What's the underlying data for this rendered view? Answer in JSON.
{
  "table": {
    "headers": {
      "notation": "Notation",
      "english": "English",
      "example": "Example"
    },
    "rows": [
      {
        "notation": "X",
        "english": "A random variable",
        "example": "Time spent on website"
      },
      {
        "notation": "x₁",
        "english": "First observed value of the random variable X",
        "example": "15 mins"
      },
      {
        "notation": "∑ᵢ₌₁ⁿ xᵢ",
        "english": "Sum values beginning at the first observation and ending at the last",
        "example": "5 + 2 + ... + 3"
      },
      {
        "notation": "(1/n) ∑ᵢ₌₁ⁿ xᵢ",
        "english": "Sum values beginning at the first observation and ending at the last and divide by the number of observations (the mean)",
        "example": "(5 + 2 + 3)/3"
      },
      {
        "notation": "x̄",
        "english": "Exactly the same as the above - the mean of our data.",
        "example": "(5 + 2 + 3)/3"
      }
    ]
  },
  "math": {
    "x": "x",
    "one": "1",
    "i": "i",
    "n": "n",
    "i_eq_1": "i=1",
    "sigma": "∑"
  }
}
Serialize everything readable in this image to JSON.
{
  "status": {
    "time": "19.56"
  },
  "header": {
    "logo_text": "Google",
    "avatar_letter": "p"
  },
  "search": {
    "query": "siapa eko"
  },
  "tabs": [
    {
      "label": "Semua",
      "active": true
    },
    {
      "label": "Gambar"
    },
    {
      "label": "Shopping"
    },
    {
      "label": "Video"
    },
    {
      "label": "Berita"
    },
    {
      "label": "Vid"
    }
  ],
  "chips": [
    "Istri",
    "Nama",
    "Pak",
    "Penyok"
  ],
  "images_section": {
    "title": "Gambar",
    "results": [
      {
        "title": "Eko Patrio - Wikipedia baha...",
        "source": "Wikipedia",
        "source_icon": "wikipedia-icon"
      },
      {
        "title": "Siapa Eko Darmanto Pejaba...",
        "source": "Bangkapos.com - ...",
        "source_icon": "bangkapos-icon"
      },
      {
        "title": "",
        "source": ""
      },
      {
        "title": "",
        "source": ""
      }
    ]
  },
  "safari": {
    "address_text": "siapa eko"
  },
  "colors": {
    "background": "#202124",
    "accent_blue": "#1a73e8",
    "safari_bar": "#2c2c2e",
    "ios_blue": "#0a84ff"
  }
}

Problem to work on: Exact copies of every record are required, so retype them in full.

Final answer:
What's the underlying data for this rendered view? Answer in JSON.
{
  "table": {
    "headers": {
      "notation": "Notation",
      "english": "English",
      "example": "Example"
    },
    "rows": [
      {
        "notation": "X",
        "english": "A random variable",
        "example": "Time spent on website"
      },
      {
        "notation": "x₁",
        "english": "First observed value of the random variable X",
        "example": "15 mins"
      },
      {
        "notation": "∑ᵢ₌₁ⁿ xᵢ",
        "english": "Sum values beginning at the first observation and ending at the last",
        "example": "5 + 2 + ... + 3"
      },
      {
        "notation": "(1/n) ∑ᵢ₌₁ⁿ xᵢ",
        "english": "Sum values beginning at the first observation and ending at the last and divide by the number of observations (the mean)",
        "example": "(5 + 2 + 3)/3"
      },
      {
        "notation": "x̄",
        "english": "Exactly the same as the above - the mean of our data.",
        "example": "(5 + 2 + 3)/3"
      }
    ]
  },
  "math": {
    "x": "x",
    "one": "1",
    "i": "i",
    "n": "n",
    "i_eq_1": "i=1",
    "sigma": "∑"
  }
}
Serialize everything readable in this image to JSON.
{
  "status": {
    "time": "19.56"
  },
  "header": {
    "logo_text": "Google",
    "avatar_letter": "p"
  },
  "search": {
    "query": "siapa eko"
  },
  "tabs": [
    {
      "label": "Semua",
      "active": true
    },
    {
      "label": "Gambar"
    },
    {
      "label": "Shopping"
    },
    {
      "label": "Video"
    },
    {
      "label": "Berita"
    },
    {
      "label": "Vid"
    }
  ],
  "chips": [
    "Istri",
    "Nama",
    "Pak",
    "Penyok"
  ],
  "images_section": {
    "title": "Gambar",
    "results": [
      {
        "title": "Eko Patrio - Wikipedia baha...",
        "source": "Wikipedia",
        "source_icon": "wikipedia-icon"
      },
      {
        "title": "Siapa Eko Darmanto Pejaba...",
        "source": "Bangkapos.com - ...",
        "source_icon": "bangkapos-icon"
      },
      {
        "title": "",
        "source": ""
      },
      {
        "title": "",
        "source": ""
      }
    ]
  },
  "safari": {
    "address_text": "siapa eko"
  },
  "colors": {
    "background": "#202124",
    "accent_blue": "#1a73e8",
    "safari_bar": "#2c2c2e",
    "ios_blue": "#0a84ff"
  }
}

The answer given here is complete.